◆ **Task description**: Could you reproduce every entry that follows, exactly as shown?

◆ **Supplied records**:
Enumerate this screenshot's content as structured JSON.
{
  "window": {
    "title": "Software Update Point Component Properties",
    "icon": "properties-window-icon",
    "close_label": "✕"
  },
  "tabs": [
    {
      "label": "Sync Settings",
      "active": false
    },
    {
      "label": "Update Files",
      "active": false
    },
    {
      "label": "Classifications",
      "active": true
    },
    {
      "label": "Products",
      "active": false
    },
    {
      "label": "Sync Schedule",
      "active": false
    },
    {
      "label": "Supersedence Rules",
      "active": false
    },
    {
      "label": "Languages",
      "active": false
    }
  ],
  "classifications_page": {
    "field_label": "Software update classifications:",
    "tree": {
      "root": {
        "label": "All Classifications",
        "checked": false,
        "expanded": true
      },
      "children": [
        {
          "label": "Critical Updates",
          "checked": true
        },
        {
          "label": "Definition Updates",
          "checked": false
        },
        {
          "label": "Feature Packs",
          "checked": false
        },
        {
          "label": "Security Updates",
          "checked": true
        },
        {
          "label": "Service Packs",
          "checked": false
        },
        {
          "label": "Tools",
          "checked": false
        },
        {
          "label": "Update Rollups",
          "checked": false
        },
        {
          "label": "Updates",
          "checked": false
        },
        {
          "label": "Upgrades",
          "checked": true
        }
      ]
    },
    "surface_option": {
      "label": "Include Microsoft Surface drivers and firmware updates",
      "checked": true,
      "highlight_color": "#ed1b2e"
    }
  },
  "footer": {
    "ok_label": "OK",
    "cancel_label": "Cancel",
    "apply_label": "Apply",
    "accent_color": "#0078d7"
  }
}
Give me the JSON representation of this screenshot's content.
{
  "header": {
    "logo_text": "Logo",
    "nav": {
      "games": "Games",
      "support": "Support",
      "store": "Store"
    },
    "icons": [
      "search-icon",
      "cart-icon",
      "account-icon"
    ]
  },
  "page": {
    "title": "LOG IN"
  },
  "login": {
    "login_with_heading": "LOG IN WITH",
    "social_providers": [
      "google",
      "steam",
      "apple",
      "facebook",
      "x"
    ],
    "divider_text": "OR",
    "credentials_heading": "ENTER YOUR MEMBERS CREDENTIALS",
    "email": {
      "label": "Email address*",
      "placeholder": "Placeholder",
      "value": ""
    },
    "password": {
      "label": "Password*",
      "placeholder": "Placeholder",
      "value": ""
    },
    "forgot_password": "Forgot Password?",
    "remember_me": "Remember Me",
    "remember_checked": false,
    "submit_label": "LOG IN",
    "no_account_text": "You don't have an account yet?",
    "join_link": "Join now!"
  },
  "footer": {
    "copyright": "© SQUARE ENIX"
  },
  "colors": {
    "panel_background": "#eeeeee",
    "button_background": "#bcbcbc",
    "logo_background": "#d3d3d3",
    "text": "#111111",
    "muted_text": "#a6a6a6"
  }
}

◆ **Solution for this problem**:
Enumerate this screenshot's content as structured JSON.
{
  "window": {
    "title": "Software Update Point Component Properties",
    "icon": "properties-window-icon",
    "close_label": "✕"
  },
  "tabs": [
    {
      "label": "Sync Settings",
      "active": false
    },
    {
      "label": "Update Files",
      "active": false
    },
    {
      "label": "Classifications",
      "active": true
    },
    {
      "label": "Products",
      "active": false
    },
    {
      "label": "Sync Schedule",
      "active": false
    },
    {
      "label": "Supersedence Rules",
      "active": false
    },
    {
      "label": "Languages",
      "active": false
    }
  ],
  "classifications_page": {
    "field_label": "Software update classifications:",
    "tree": {
      "root": {
        "label": "All Classifications",
        "checked": false,
        "expanded": true
      },
      "children": [
        {
          "label": "Critical Updates",
          "checked": true
        },
        {
          "label": "Definition Updates",
          "checked": false
        },
        {
          "label": "Feature Packs",
          "checked": false
        },
        {
          "label": "Security Updates",
          "checked": true
        },
        {
          "label": "Service Packs",
          "checked": false
        },
        {
          "label": "Tools",
          "checked": false
        },
        {
          "label": "Update Rollups",
          "checked": false
        },
        {
          "label": "Updates",
          "checked": false
        },
        {
          "label": "Upgrades",
          "checked": true
        }
      ]
    },
    "surface_option": {
      "label": "Include Microsoft Surface drivers and firmware updates",
      "checked": true,
      "highlight_color": "#ed1b2e"
    }
  },
  "footer": {
    "ok_label": "OK",
    "cancel_label": "Cancel",
    "apply_label": "Apply",
    "accent_color": "#0078d7"
  }
}
Give me the JSON representation of this screenshot's content.
{
  "header": {
    "logo_text": "Logo",
    "nav": {
      "games": "Games",
      "support": "Support",
      "store": "Store"
    },
    "icons": [
      "search-icon",
      "cart-icon",
      "account-icon"
    ]
  },
  "page": {
    "title": "LOG IN"
  },
  "login": {
    "login_with_heading": "LOG IN WITH",
    "social_providers": [
      "google",
      "steam",
      "apple",
      "facebook",
      "x"
    ],
    "divider_text": "OR",
    "credentials_heading": "ENTER YOUR MEMBERS CREDENTIALS",
    "email": {
      "label": "Email address*",
      "placeholder": "Placeholder",
      "value": ""
    },
    "password": {
      "label": "Password*",
      "placeholder": "Placeholder",
      "value": ""
    },
    "forgot_password": "Forgot Password?",
    "remember_me": "Remember Me",
    "remember_checked": false,
    "submit_label": "LOG IN",
    "no_account_text": "You don't have an account yet?",
    "join_link": "Join now!"
  },
  "footer": {
    "copyright": "© SQUARE ENIX"
  },
  "colors": {
    "panel_background": "#eeeeee",
    "button_background": "#bcbcbc",
    "logo_background": "#d3d3d3",
    "text": "#111111",
    "muted_text": "#a6a6a6"
  }
}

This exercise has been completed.